Target selection consists of an iterative process in which an adversary determines a target by first beginning at the strategic level and then narrowing down operationally and tactically until a specific target is chosen. A target may be defined as an entity or object that performs a function considered for possible engagement or other action.
|T1245||Determine approach/attack vector||
The approach or attack vector outlines the specifics behind how the adversary would like to attack the target. As additional information is known through the other phases of PRE-ATT&CK, an adversary may update the approach or attack vector.
|T1243||Determine highest level tactical element||
From a tactical viewpoint, an adversary could potentially have a primary and secondary level target. The primary target represents the highest level tactical element the adversary wishes to attack. For example, the corporate network within a corporation or the division within an agency.
|T1242||Determine operational element||
If going from strategic down to tactical or vice versa, an adversary would next consider the operational element. For example, the specific company within an industry or agency within a government.

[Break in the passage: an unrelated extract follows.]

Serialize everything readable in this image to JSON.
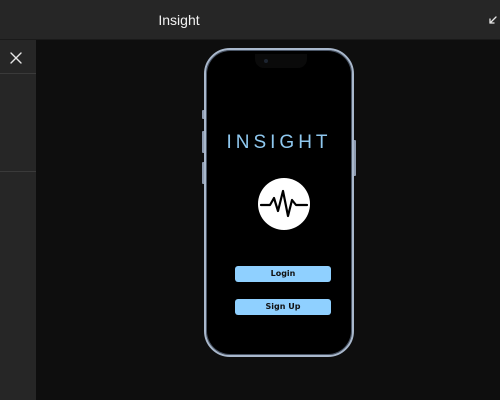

|T1244||Determine secondary level tactical element||
The secondary level tactical element the adversary seeks to attack is the specific network or area of a network that is vulnerable to attack. Within the corporate network example, the secondary level tactical element might be a SQL server or a domain controller with a known vulnerability.
|T1241||Determine strategic target||
An adversary undergoes an iterative target selection process that may begin either broadly and narrow down into specifics (strategic to tactical) or narrowly and expand outward (tactical to strategic). As part of this process, an adversary may determine a high level target they wish to attack. One example of this may be a particular country, government, or commercial sector.